The most common neurological disorders, including neurodegenerative diseases and psychiatricdisorders, have received recent attention with regards to pharmacogenomics and personalized medicine. Here,we will focus on a neglected neurodegenerative disorder, cerebral ischemic stroke (CIS), and highlight recentadvances in two disorders, Parkinson's disease (PD) and Alzheimer's diseases (AD), that possess both similarand distinct mechanisms in regards to potential therapeutic targets.;In the first part of this review, we will focus primarily on mechanisms that are somewhat specific to eachdisorder which are involved in neurodegeneration (i.e., protease pathways, calcium homeostasis, reactiveoxygen species regulation, DNA repair mechanisms, neurogenesis regulation, mitochondrial function, etc.). Inthe second part of this review, we will discuss the applications of the genome-wide technology onpharmacogenomics of mental illnesses including schizophrenia (SCZ), autism spectrum disorders (ASD),attention deficit hyperactivity disorder (ADHD), and obsessive compulsive disorder (OCD).

Pharmacogenetics of Obesity Drug Therapy by A.K. Guzman, M. Ding, Y. Xie, K.A. Martin (891-908).
As the prevalence and severity of obesity and its complications have risen significantly in worldwidepopulations, behavioral interventions alone have been inconsistent in promoting sufficient, sustained weightloss. Consequently, there has been intense interest in the development of anti-obesity medications astreatment strategies. When coupled with structured lifestyle modifications, pharmacotherapy can enhanceweight loss. While less efficacious than bariatric surgery, drug therapy may be an alternative to surgery forsome obese patients, and is an emerging strategy for weight maintenance. The goal of pharmacogenetics is tohelp identify patients who will benefit most from drug therapies while minimizing the risk of adverse effects. Inthis review, we summarize the pharmacogenetic literature on obesity drugs of the past (sibutramine,rimonabant), present (orlistat, lorcaserin, phentermine, topiramate), and future (buprioprion/naltrexone).

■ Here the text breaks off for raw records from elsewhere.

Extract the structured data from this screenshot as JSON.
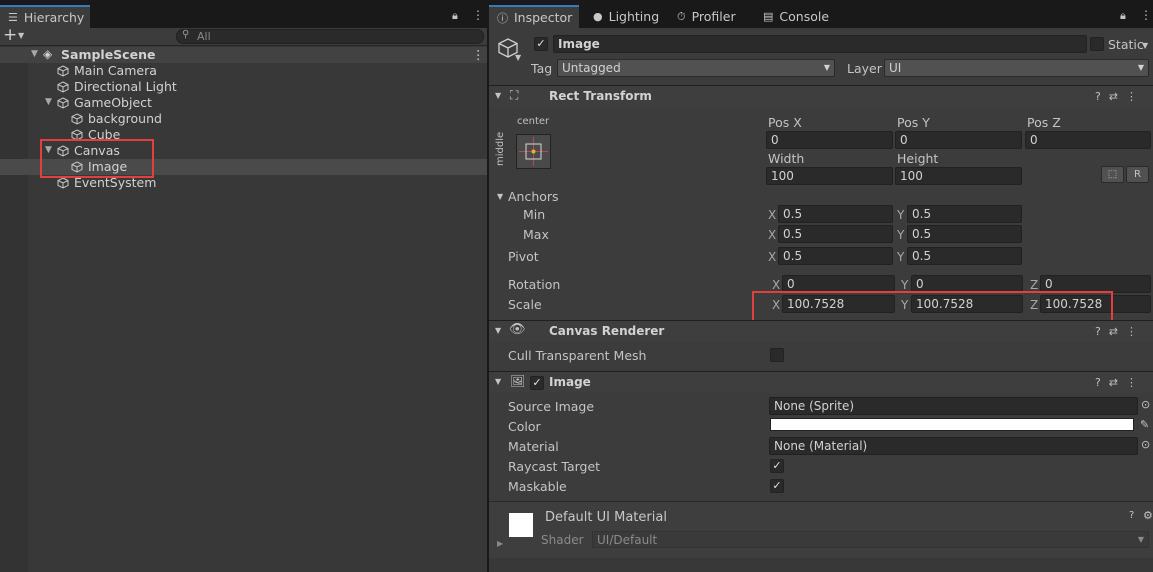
{
  "hierarchy": {
    "tab_label": "Hierarchy",
    "search_placeholder": "All",
    "scene_name": "SampleScene",
    "items": [
      {
        "label": "Main Camera"
      },
      {
        "label": "Directional Light"
      },
      {
        "label": "GameObject"
      },
      {
        "label": "background"
      },
      {
        "label": "Cube"
      },
      {
        "label": "Canvas"
      },
      {
        "label": "Image"
      },
      {
        "label": "EventSystem"
      }
    ]
  },
  "tabs": [
    "Inspector",
    "Lighting",
    "Profiler",
    "Console"
  ],
  "object": {
    "name": "Image",
    "static_label": "Static",
    "tag_label": "Tag",
    "tag_value": "Untagged",
    "layer_label": "Layer",
    "layer_value": "UI"
  },
  "rect_transform": {
    "title": "Rect Transform",
    "anchor_h": "center",
    "anchor_v": "middle",
    "posx_label": "Pos X",
    "posx": "0",
    "posy_label": "Pos Y",
    "posy": "0",
    "posz_label": "Pos Z",
    "posz": "0",
    "width_label": "Width",
    "width": "100",
    "height_label": "Height",
    "height": "100",
    "r_button": "R",
    "anchors_label": "Anchors",
    "min_label": "Min",
    "min_x": "0.5",
    "min_y": "0.5",
    "max_label": "Max",
    "max_x": "0.5",
    "max_y": "0.5",
    "pivot_label": "Pivot",
    "pivot_x": "0.5",
    "pivot_y": "0.5",
    "rotation_label": "Rotation",
    "rot_x": "0",
    "rot_y": "0",
    "rot_z": "0",
    "scale_label": "Scale",
    "scale_x": "100.7528",
    "scale_y": "100.7528",
    "scale_z": "100.7528",
    "x": "X",
    "y": "Y",
    "z": "Z"
  },
  "canvas_renderer": {
    "title": "Canvas Renderer",
    "cull_label": "Cull Transparent Mesh",
    "cull_checked": false
  },
  "image_component": {
    "title": "Image",
    "source_label": "Source Image",
    "source_value": "None (Sprite)",
    "color_label": "Color",
    "color_value": "#ffffff",
    "material_label": "Material",
    "material_value": "None (Material)",
    "raycast_label": "Raycast Target",
    "raycast_checked": true,
    "maskable_label": "Maskable",
    "maskable_checked": true
  },
  "material": {
    "name": "Default UI Material",
    "shader_label": "Shader",
    "shader_value": "UI/Default"
  },
  "colors": {
    "accent": "#3a79bb",
    "highlight": "#e0403e",
    "selected_row": "#4a4a4a"
  }
}
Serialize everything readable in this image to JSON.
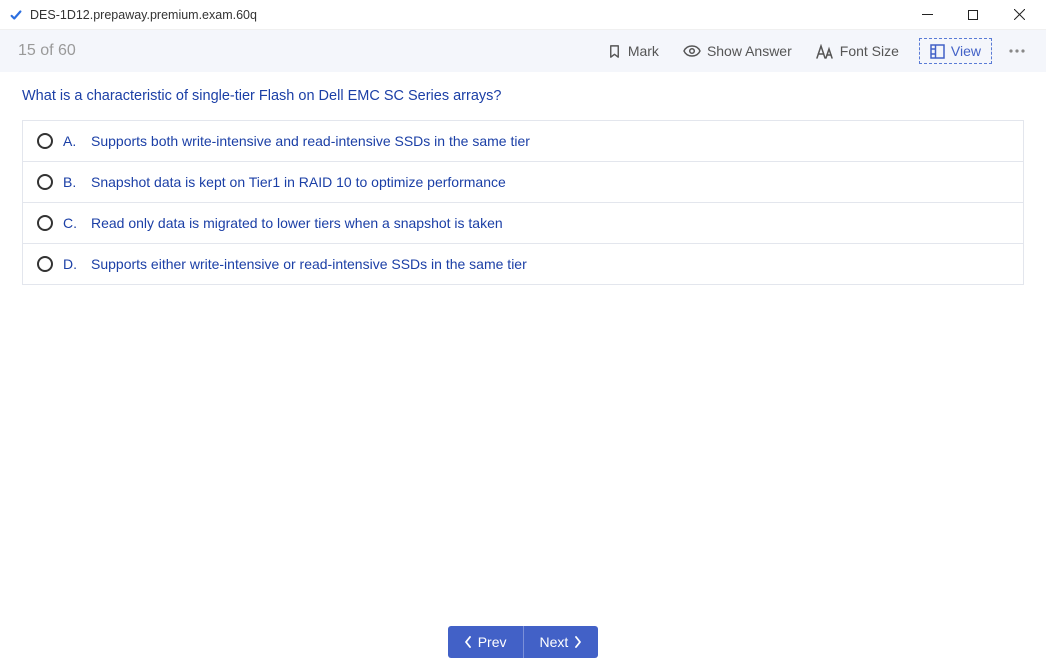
{
  "window": {
    "title": "DES-1D12.prepaway.premium.exam.60q"
  },
  "toolbar": {
    "progress": "15 of 60",
    "mark": "Mark",
    "show_answer": "Show Answer",
    "font_size": "Font Size",
    "view": "View"
  },
  "question": {
    "text": "What is a characteristic of single-tier Flash on Dell EMC SC Series arrays?",
    "answers": [
      {
        "letter": "A.",
        "text": "Supports both write-intensive and read-intensive SSDs in the same tier"
      },
      {
        "letter": "B.",
        "text": "Snapshot data is kept on Tier1 in RAID 10 to optimize performance"
      },
      {
        "letter": "C.",
        "text": "Read only data is migrated to lower tiers when a snapshot is taken"
      },
      {
        "letter": "D.",
        "text": "Supports either write-intensive or read-intensive SSDs in the same tier"
      }
    ]
  },
  "footer": {
    "prev": "Prev",
    "next": "Next"
  }
}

The use of antithrombotic agents, particularly antiplatelet drugs like aspirin and clopidogrel, hasbeen instrumental in decreasing the risk for adverse cardiovascular events across a wide range of patients.However, despite the established benefits, the use of these medications remains suboptimal. There is a highdegree of inter-individual variation in response to these treatments, whereby patients experience occlusivethromboembolic events, in spite of maintaining an appropriate treatment regimen. This has lead to the notion ofantithrombotic “resistance” or “poor responders”, which has been a growing concern amongst clinicians andother healthcare providers. Compounding this matter even further, reports of increased cardiovascular riskassociated with the use of non-steroidal anti-inflammatory drugs (NSAIDs), such as ibuprofen and naproxen,have revealed additional and unforeseen contributors to myocardial infarction and stroke. With all medications,striking a balance between the potential risks and benefits seems more art than science at times. However,given their widespread use and critical cardiovascular implications, further emphasis has been placed onunderstanding factors influencing antithrombotic and NSAID therapies. A major aim in cardiovascularpharmacogenetics is the discovery of genetic biomarkers that will allow for prospective screening andindividualized prediction of drug efficacy and adverse reactions for these medications (both alone and together)within the context of cardiovascular disease.